**WORK REQUEST**
For the data below, please report each line where the word "value" is found.

Website and app data records
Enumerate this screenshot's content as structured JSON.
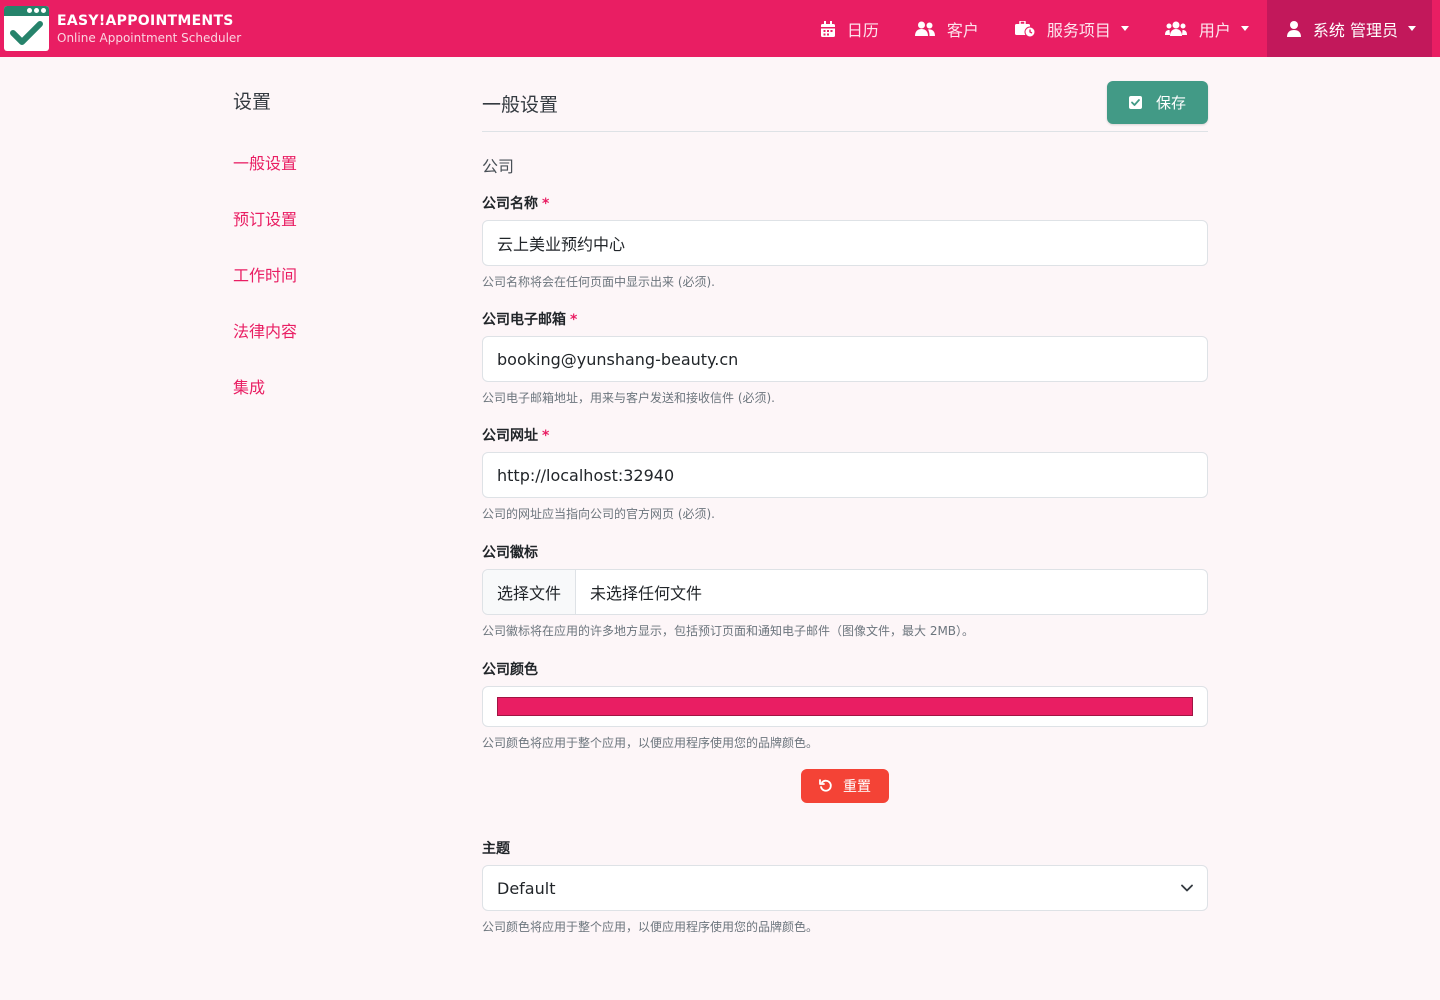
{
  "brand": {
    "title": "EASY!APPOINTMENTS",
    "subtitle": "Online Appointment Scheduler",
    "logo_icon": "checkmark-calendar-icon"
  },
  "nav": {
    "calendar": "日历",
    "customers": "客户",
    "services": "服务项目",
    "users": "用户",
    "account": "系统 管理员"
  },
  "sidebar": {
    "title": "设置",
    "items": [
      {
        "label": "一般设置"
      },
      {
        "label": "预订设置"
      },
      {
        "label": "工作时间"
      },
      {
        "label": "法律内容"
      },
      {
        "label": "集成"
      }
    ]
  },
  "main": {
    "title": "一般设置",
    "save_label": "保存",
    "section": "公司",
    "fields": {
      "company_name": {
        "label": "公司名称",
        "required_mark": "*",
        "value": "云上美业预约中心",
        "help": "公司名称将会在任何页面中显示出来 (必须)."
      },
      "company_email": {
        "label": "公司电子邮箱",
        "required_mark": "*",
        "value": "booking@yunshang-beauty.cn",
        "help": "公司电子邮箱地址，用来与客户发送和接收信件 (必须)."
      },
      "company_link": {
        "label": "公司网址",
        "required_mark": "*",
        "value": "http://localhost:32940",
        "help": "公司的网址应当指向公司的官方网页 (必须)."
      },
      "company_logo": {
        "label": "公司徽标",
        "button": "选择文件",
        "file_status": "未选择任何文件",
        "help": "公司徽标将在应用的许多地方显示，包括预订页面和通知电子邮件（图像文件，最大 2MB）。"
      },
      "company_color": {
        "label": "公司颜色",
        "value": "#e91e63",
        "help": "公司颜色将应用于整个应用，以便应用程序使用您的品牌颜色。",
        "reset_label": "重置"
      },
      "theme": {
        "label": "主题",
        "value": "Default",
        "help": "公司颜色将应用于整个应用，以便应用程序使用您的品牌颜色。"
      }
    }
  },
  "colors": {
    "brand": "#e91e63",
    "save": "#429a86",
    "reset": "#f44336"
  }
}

**TASK RESULT**
        "value": "云上美业预约中心",
        "value": "booking@yunshang-beauty.cn",
        "value": "http://localhost:32940",
        "value": "#e91e63",
        "value": "Default",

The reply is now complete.